Joel RehmetEnglish 1010
November 20, 2018
Does Gun Control Reduce Crime?
It is a legitimate concern of citizens to diminish firearm deaths in the United States. Every day more teenagers are killed by gunfire than any other age group. Murder is the second leading cause of death for adolescents 10-19 years old. Murder is the number one cause of death in adolescent black males. Most youth crimes are carried out with handguns.
Heated arguments always occur when people who are determined to control firearms and the individuals who believe in no gun regulation discuss this issue. On one side, some gun control backers want to see the government regulate firearm producers, vendors, and owners to the point that no citizens can carry a firearm. When all is said and done, the gun control community want to make it impossible to obtain a handgun, which is a supply-reduction strategy. On the opposite side, the National Rifle Association (NRA) insists that the Second Amendment ensures every resident a right to “bear arms.” Consequently, the NRA battles all endeavors to control the manufacture, distribution, and sale of firearms. The NRA and its partners believe that lawbreakers using firearms should receive harsh punishment for their crimes, which is a demand-reduction strategy.
Gun control backers believe that the government ought to confine the accessibility of handguns to reduce violence. These include: handgun availability for use equals more violent crime; owning a firearm increases a person’s risk of being killed; keeping firearms out of the hands of lawbreakers counteracts violent crime and removing firearms from lawbreakers diminishes violent crime.

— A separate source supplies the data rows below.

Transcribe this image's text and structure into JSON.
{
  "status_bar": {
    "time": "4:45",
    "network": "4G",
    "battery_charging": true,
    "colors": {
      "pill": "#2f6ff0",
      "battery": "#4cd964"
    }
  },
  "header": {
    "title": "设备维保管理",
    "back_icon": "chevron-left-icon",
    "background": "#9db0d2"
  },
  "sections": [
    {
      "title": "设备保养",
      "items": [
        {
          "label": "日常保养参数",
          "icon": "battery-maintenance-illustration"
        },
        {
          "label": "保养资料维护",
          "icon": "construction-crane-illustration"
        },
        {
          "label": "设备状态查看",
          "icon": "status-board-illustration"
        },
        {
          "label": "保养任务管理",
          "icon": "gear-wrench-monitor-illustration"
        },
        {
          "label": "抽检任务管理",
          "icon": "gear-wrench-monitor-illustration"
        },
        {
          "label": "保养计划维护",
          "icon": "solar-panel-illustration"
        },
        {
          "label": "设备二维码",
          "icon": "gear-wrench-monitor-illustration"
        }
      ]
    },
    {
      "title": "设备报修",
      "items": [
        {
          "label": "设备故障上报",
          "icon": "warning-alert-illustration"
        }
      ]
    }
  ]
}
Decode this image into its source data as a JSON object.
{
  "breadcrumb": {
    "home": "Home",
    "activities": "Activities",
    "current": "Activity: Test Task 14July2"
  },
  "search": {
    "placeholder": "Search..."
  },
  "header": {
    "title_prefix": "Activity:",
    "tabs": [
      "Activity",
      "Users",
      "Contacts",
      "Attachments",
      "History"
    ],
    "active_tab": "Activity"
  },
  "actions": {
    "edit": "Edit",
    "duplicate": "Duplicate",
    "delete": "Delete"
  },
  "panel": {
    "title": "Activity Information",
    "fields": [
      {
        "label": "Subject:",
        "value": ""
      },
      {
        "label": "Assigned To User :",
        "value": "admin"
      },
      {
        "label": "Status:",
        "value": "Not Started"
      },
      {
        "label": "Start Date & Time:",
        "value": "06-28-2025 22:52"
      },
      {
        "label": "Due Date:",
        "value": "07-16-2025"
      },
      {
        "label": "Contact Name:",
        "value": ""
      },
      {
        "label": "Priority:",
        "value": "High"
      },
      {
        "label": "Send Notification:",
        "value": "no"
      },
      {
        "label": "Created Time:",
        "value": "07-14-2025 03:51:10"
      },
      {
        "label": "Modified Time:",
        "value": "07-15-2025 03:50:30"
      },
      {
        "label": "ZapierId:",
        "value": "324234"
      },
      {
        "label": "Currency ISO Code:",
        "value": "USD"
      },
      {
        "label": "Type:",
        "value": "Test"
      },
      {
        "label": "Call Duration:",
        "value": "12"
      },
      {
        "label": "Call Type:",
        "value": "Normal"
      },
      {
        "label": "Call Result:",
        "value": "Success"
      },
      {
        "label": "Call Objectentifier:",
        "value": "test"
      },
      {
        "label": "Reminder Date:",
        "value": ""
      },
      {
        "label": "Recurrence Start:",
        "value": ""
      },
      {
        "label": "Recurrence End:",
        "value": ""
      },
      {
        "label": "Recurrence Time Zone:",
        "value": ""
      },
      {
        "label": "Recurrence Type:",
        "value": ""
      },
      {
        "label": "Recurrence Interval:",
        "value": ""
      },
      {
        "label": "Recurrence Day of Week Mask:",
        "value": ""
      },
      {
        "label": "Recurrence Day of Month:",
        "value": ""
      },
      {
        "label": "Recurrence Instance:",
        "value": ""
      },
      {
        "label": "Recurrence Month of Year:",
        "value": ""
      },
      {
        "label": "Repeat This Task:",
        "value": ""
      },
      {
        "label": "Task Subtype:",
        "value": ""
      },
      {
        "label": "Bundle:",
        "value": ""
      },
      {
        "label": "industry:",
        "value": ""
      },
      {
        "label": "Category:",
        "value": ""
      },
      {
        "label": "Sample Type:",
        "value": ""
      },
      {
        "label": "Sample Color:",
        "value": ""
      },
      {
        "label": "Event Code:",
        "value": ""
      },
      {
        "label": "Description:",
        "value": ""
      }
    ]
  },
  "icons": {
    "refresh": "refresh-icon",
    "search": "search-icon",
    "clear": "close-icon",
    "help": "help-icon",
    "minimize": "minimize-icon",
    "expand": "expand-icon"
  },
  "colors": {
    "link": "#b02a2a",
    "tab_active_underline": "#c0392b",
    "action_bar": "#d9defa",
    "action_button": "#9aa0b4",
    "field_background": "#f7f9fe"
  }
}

The NRA scrutinizes pro-gun-control contentions and offers an alternative stance for diminishing violence. Their stance includes: firearms don’t kill— individuals kill with firearms kill; there would be less violent crime if more people carried guns to protect themselves; gun-control laws are unlawful because they violate the right of the people to keep and bear arms, which is unconstitutional. Waiting period laws, for example the Brady Bill, are the initial step on the course to a police state; firearm control laws do not reduce violent crime; and an alternative to gun control—harsher sentences for people who carry out crimes with guns—will deliver more noteworthy decreases in crime and require less sacrifice with respect to gun owners than gun-control laws CITATION htt1 l 1033 (htt1).
Defenders of gun control propose that a portion of the reasoning against gun control are invalid. For instance, they refer to insights that support the fact that if more citizens carried firearms to protect themselves, there would be a little decline in crime since crime victims rarely use weapons anyway. What’s more, they point to the fact that, up until now, the U.S. Supreme Court has declined to peruse the Second Amendment as allowing an individual a personal right to bear arms, yet rather as an affirmation that Congress ought not to do anything to uproot state militias or the National Guard. The case frequently referred to is U.S. v. Miller CITATION Chr18 l 1033 (Skelton), which maintained a law confining ownership of a certain kind of shotgun.
Extra invalidation of anti-gun-control focus includes the statement that if more states passed mandatory sentencing laws for offenders who use firearms in the commission of crimes, crime would be unaffected in light of the fact that in the past such laws have failed to cut crime. Gun-control advocates believe that if more states had waiting longer periods and stricter background checks, they would not introduce a police state, pointing to the fact that in spite of Congress passing the Brady Bill in 1994, it has yet to set off a chain of further advances prompting the establishment of a police state and that there is essentially no coherent reason to surmise those waiting periods will cause the rise of a police state CITATION htt1 l 1033 (htt1).
A noteworthy inquiry is whether or not gun-control laws reduce crime. Up to this point, handgun bans have not succeeded in having any significant effect on homicide rates in view of the extensive number of handguns available for use preceding the bans. Endeavors to ban the fabrication and importation of handguns have fizzled in light of the fact that they invigorate the beginning of a black market for firearms like the black market for drugs. Laws designed to keep handguns out of the hands of lawbreakers, adolescents, and mentally disturbed individuals have not been successful at reducing crime because criminals either have firearms already, can steal them, or buy them illegally. Waiting periods and background checks have prevented a few lawbreakers and adolescents from getting firearms, however, it hasn’t stopped them from stealing them or buying them illegally through the black market.
Taking weapons away from criminals is a good idea, if it would actually work. The best example of this approach is from the mid-1990s. Kansas City police officers made proactive arrests for illegally carrying concealed weapons, in gun-crime problem areas, through the use of traffic stops and field interrogations. This significantly reduced gun crimes in the city and is potentially a sustainable pattern for others to follow CITATION Law95 l 1033 (Sherman).
BIBLIOGRAPHY n.d. https://www.history.com/this-day-in-history/brady-bill-signed-into-law.
Sherman, Lawrence W. “Kansas City Gun Experiment.” National Institute of Justice (1995).
Skelton, Chris. Justia US Supreme Court. 2018. <https://supreme.justia.com/cases/federal/us/307/174/>.